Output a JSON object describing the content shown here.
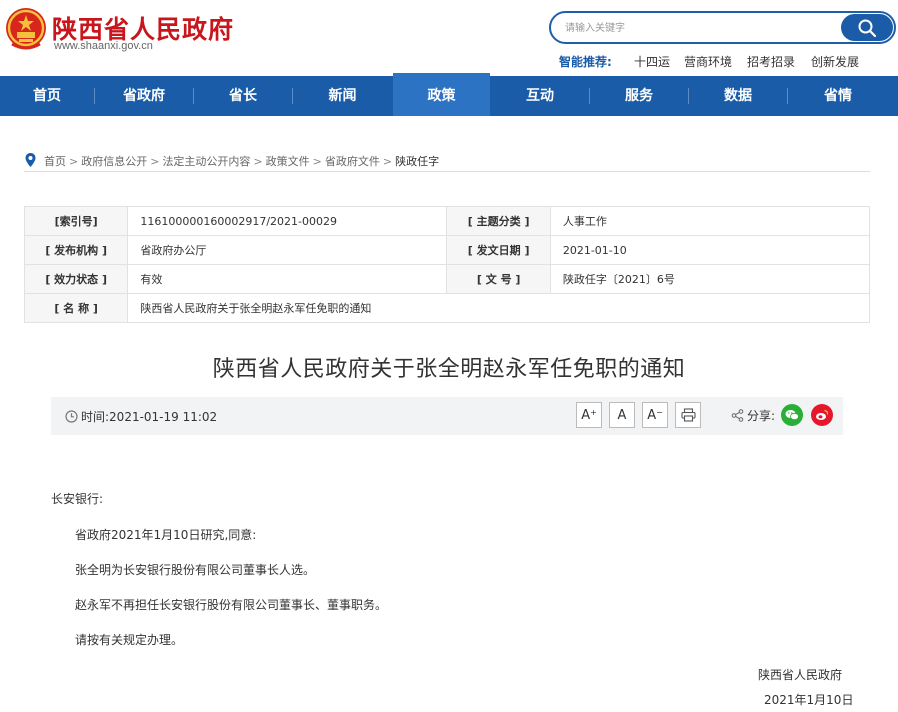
{
  "header": {
    "site_title": "陕西省人民政府",
    "site_url": "www.shaanxi.gov.cn",
    "search_placeholder": "请输入关键字",
    "hot_label": "智能推荐:",
    "hot_items": [
      "十四运",
      "营商环境",
      "招考招录",
      "创新发展"
    ]
  },
  "nav": {
    "items": [
      "首页",
      "省政府",
      "省长",
      "新闻",
      "政策",
      "互动",
      "服务",
      "数据",
      "省情"
    ],
    "active_index": 4
  },
  "breadcrumb": [
    "首页",
    "政府信息公开",
    "法定主动公开内容",
    "政策文件",
    "省政府文件",
    "陕政任字"
  ],
  "info": {
    "index_label": "[索引号]",
    "index_value": "116100000160002917/2021-00029",
    "topic_label": "[ 主题分类 ]",
    "topic_value": "人事工作",
    "issuer_label": "[ 发布机构 ]",
    "issuer_value": "省政府办公厅",
    "date_label": "[ 发文日期 ]",
    "date_value": "2021-01-10",
    "status_label": "[ 效力状态 ]",
    "status_value": "有效",
    "docno_label": "[ 文 号 ]",
    "docno_value": "陕政任字〔2021〕6号",
    "name_label": "[ 名 称 ]",
    "name_value": "陕西省人民政府关于张全明赵永军任免职的通知"
  },
  "article": {
    "title": "陕西省人民政府关于张全明赵永军任免职的通知",
    "time_label": "时间:",
    "time_value": "2021-01-19 11:02",
    "font_buttons": [
      "A",
      "A",
      "A"
    ],
    "share_label": "分享:",
    "salutation": "长安银行:",
    "paragraphs": [
      "省政府2021年1月10日研究,同意:",
      "张全明为长安银行股份有限公司董事长人选。",
      "赵永军不再担任长安银行股份有限公司董事长、董事职务。",
      "请按有关规定办理。"
    ],
    "signature": "陕西省人民政府",
    "sign_date": "2021年1月10日"
  },
  "colors": {
    "brand_red": "#c8161d",
    "nav_blue": "#1a5ca8",
    "nav_active": "#2d73c4",
    "wechat_green": "#2aae37",
    "weibo_red": "#e6162d"
  }
}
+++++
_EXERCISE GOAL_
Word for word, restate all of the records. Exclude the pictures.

_RESULT FOR THIS EXERCISE_
Output a JSON object describing the content shown here.
{
  "header": {
    "site_title": "陕西省人民政府",
    "site_url": "www.shaanxi.gov.cn",
    "search_placeholder": "请输入关键字",
    "hot_label": "智能推荐:",
    "hot_items": [
      "十四运",
      "营商环境",
      "招考招录",
      "创新发展"
    ]
  },
  "nav": {
    "items": [
      "首页",
      "省政府",
      "省长",
      "新闻",
      "政策",
      "互动",
      "服务",
      "数据",
      "省情"
    ],
    "active_index": 4
  },
  "breadcrumb": [
    "首页",
    "政府信息公开",
    "法定主动公开内容",
    "政策文件",
    "省政府文件",
    "陕政任字"
  ],
  "info": {
    "index_label": "[索引号]",
    "index_value": "116100000160002917/2021-00029",
    "topic_label": "[ 主题分类 ]",
    "topic_value": "人事工作",
    "issuer_label": "[ 发布机构 ]",
    "issuer_value": "省政府办公厅",
    "date_label": "[ 发文日期 ]",
    "date_value": "2021-01-10",
    "status_label": "[ 效力状态 ]",
    "status_value": "有效",
    "docno_label": "[ 文 号 ]",
    "docno_value": "陕政任字〔2021〕6号",
    "name_label": "[ 名 称 ]",
    "name_value": "陕西省人民政府关于张全明赵永军任免职的通知"
  },
  "article": {
    "title": "陕西省人民政府关于张全明赵永军任免职的通知",
    "time_label": "时间:",
    "time_value": "2021-01-19 11:02",
    "font_buttons": [
      "A",
      "A",
      "A"
    ],
    "share_label": "分享:",
    "salutation": "长安银行:",
    "paragraphs": [
      "省政府2021年1月10日研究,同意:",
      "张全明为长安银行股份有限公司董事长人选。",
      "赵永军不再担任长安银行股份有限公司董事长、董事职务。",
      "请按有关规定办理。"
    ],
    "signature": "陕西省人民政府",
    "sign_date": "2021年1月10日"
  },
  "colors": {
    "brand_red": "#c8161d",
    "nav_blue": "#1a5ca8",
    "nav_active": "#2d73c4",
    "wechat_green": "#2aae37",
    "weibo_red": "#e6162d"
  }
}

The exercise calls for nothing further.